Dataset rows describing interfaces
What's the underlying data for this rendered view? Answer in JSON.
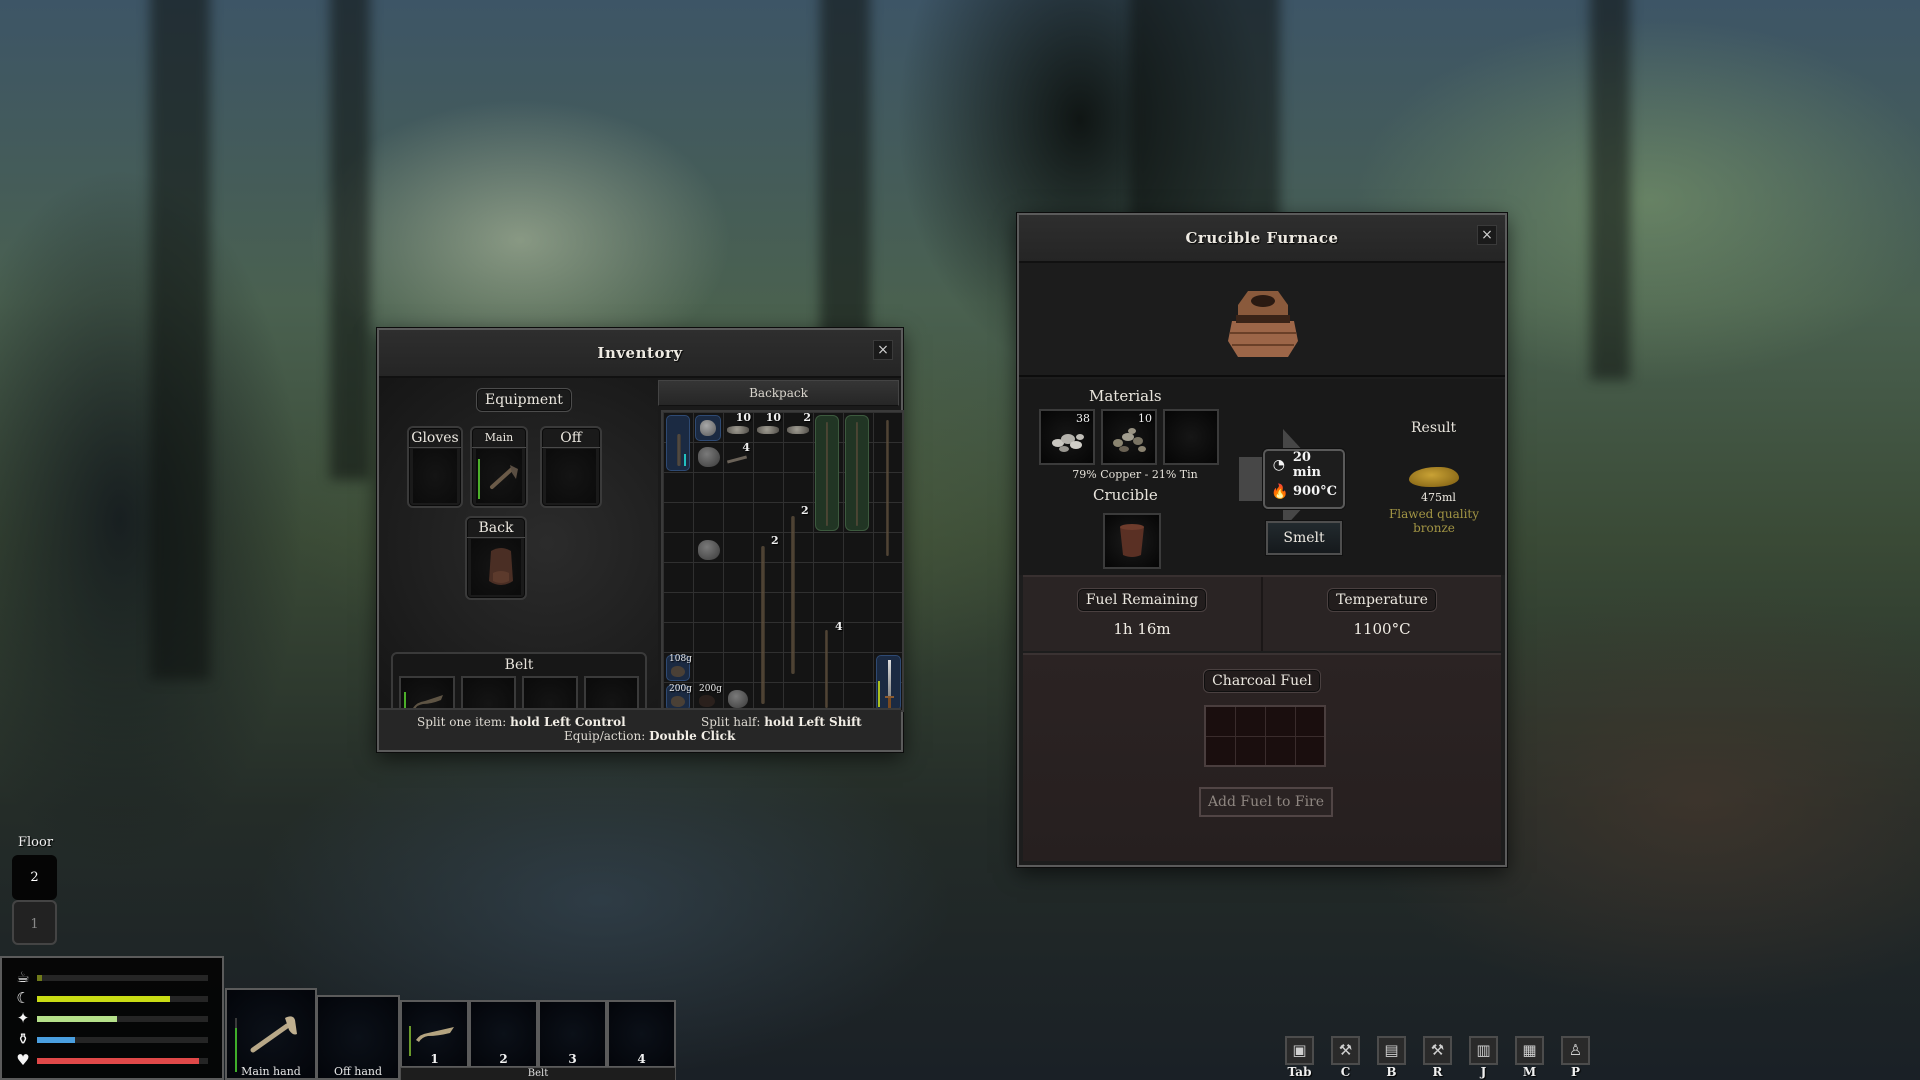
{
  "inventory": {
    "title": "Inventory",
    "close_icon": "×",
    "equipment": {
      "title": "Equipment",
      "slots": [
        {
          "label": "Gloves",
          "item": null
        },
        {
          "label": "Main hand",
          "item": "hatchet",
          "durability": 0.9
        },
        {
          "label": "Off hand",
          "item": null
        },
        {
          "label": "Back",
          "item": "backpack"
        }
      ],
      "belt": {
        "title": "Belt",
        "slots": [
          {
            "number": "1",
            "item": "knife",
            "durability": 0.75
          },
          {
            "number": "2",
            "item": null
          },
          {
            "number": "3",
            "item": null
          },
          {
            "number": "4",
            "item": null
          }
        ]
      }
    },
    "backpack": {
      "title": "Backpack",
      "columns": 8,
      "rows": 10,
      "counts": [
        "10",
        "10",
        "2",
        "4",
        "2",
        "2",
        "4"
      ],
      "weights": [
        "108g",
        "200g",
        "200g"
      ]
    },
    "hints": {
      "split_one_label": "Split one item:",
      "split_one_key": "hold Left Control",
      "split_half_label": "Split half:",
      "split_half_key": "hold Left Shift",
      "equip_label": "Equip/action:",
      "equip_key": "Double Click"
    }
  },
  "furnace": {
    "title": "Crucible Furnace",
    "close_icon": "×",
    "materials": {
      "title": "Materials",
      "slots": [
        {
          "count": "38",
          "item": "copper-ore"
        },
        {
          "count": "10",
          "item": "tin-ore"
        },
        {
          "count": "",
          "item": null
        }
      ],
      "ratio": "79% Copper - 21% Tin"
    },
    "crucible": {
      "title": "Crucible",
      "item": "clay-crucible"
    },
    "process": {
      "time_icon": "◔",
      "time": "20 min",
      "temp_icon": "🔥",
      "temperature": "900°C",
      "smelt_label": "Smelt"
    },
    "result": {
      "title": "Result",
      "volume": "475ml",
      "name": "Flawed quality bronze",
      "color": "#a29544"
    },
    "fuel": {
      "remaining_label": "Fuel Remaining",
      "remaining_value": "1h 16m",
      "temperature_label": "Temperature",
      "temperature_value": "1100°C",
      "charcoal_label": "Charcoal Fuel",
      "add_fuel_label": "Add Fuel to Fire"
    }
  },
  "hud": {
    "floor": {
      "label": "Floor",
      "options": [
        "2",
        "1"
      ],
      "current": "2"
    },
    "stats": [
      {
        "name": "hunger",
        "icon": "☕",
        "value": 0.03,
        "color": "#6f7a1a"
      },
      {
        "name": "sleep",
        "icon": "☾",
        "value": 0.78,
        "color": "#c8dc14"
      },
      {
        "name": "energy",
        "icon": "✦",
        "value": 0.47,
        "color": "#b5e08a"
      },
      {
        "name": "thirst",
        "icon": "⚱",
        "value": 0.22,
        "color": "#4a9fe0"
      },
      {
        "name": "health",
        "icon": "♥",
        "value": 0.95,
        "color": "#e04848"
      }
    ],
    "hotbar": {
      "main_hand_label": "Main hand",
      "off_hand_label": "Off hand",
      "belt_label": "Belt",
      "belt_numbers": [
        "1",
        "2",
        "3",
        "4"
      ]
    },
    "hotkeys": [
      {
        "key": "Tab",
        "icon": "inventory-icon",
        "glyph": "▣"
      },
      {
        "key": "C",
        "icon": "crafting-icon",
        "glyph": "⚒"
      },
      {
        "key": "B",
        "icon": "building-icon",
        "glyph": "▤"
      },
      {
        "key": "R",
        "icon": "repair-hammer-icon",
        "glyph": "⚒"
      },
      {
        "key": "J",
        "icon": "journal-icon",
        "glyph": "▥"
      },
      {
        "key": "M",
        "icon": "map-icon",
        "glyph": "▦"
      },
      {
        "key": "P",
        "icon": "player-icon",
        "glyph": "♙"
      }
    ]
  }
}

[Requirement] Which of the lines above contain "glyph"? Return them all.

[Your solution]
        "glyph": "▣"
        "glyph": "⚒"
        "glyph": "▤"
        "glyph": "⚒"
        "glyph": "▥"
        "glyph": "▦"
        "glyph": "♙"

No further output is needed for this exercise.